• Task to complete:
Could every line of the data be printed exactly as it reads?

• Data to examine:
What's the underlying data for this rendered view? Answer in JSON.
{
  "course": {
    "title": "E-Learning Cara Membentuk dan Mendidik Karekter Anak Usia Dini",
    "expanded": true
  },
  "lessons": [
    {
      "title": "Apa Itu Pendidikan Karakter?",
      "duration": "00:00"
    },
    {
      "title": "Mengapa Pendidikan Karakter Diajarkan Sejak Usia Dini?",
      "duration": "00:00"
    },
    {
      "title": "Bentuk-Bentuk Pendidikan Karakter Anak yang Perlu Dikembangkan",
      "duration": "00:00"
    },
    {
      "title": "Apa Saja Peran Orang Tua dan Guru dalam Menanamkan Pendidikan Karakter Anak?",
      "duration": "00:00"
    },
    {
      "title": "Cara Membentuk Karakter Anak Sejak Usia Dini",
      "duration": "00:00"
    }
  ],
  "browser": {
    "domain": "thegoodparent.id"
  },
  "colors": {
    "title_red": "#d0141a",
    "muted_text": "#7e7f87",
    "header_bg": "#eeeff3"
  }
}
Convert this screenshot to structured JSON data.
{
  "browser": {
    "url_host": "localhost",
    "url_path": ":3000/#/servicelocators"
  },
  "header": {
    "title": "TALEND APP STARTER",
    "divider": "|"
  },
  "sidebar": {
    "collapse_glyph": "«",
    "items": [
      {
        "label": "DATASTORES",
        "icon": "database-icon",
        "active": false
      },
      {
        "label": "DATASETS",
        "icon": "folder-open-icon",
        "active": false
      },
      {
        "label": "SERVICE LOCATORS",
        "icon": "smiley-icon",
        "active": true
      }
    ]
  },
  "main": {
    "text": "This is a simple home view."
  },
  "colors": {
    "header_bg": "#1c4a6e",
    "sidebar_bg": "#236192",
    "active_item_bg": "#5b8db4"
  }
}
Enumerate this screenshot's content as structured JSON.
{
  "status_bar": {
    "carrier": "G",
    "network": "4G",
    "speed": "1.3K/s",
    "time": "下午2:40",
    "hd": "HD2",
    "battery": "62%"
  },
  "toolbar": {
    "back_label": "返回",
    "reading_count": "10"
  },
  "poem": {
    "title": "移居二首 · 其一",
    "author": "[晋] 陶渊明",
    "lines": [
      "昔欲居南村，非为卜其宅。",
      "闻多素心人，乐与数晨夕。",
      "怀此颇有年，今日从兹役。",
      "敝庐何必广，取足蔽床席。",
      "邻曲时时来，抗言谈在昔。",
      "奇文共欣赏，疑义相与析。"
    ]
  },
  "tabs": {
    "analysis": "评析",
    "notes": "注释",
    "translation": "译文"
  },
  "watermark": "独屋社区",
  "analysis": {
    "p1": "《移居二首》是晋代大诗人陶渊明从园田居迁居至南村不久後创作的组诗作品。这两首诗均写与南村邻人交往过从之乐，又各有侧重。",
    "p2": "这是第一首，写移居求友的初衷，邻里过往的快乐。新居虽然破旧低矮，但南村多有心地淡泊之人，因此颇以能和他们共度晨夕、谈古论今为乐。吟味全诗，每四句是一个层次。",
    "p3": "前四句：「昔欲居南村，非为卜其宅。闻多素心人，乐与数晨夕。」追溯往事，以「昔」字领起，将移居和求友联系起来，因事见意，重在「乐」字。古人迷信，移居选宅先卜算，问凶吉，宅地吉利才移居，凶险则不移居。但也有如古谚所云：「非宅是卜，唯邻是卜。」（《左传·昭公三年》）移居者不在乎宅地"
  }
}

• Solution to this exercise:
What's the underlying data for this rendered view? Answer in JSON.
{
  "course": {
    "title": "E-Learning Cara Membentuk dan Mendidik Karekter Anak Usia Dini",
    "expanded": true
  },
  "lessons": [
    {
      "title": "Apa Itu Pendidikan Karakter?",
      "duration": "00:00"
    },
    {
      "title": "Mengapa Pendidikan Karakter Diajarkan Sejak Usia Dini?",
      "duration": "00:00"
    },
    {
      "title": "Bentuk-Bentuk Pendidikan Karakter Anak yang Perlu Dikembangkan",
      "duration": "00:00"
    },
    {
      "title": "Apa Saja Peran Orang Tua dan Guru dalam Menanamkan Pendidikan Karakter Anak?",
      "duration": "00:00"
    },
    {
      "title": "Cara Membentuk Karakter Anak Sejak Usia Dini",
      "duration": "00:00"
    }
  ],
  "browser": {
    "domain": "thegoodparent.id"
  },
  "colors": {
    "title_red": "#d0141a",
    "muted_text": "#7e7f87",
    "header_bg": "#eeeff3"
  }
}
Convert this screenshot to structured JSON data.
{
  "browser": {
    "url_host": "localhost",
    "url_path": ":3000/#/servicelocators"
  },
  "header": {
    "title": "TALEND APP STARTER",
    "divider": "|"
  },
  "sidebar": {
    "collapse_glyph": "«",
    "items": [
      {
        "label": "DATASTORES",
        "icon": "database-icon",
        "active": false
      },
      {
        "label": "DATASETS",
        "icon": "folder-open-icon",
        "active": false
      },
      {
        "label": "SERVICE LOCATORS",
        "icon": "smiley-icon",
        "active": true
      }
    ]
  },
  "main": {
    "text": "This is a simple home view."
  },
  "colors": {
    "header_bg": "#1c4a6e",
    "sidebar_bg": "#236192",
    "active_item_bg": "#5b8db4"
  }
}
Enumerate this screenshot's content as structured JSON.
{
  "status_bar": {
    "carrier": "G",
    "network": "4G",
    "speed": "1.3K/s",
    "time": "下午2:40",
    "hd": "HD2",
    "battery": "62%"
  },
  "toolbar": {
    "back_label": "返回",
    "reading_count": "10"
  },
  "poem": {
    "title": "移居二首 · 其一",
    "author": "[晋] 陶渊明",
    "lines": [
      "昔欲居南村，非为卜其宅。",
      "闻多素心人，乐与数晨夕。",
      "怀此颇有年，今日从兹役。",
      "敝庐何必广，取足蔽床席。",
      "邻曲时时来，抗言谈在昔。",
      "奇文共欣赏，疑义相与析。"
    ]
  },
  "tabs": {
    "analysis": "评析",
    "notes": "注释",
    "translation": "译文"
  },
  "watermark": "独屋社区",
  "analysis": {
    "p1": "《移居二首》是晋代大诗人陶渊明从园田居迁居至南村不久後创作的组诗作品。这两首诗均写与南村邻人交往过从之乐，又各有侧重。",
    "p2": "这是第一首，写移居求友的初衷，邻里过往的快乐。新居虽然破旧低矮，但南村多有心地淡泊之人，因此颇以能和他们共度晨夕、谈古论今为乐。吟味全诗，每四句是一个层次。",
    "p3": "前四句：「昔欲居南村，非为卜其宅。闻多素心人，乐与数晨夕。」追溯往事，以「昔」字领起，将移居和求友联系起来，因事见意，重在「乐」字。古人迷信，移居选宅先卜算，问凶吉，宅地吉利才移居，凶险则不移居。但也有如古谚所云：「非宅是卜，唯邻是卜。」（《左传·昭公三年》）移居者不在乎宅地"
  }
}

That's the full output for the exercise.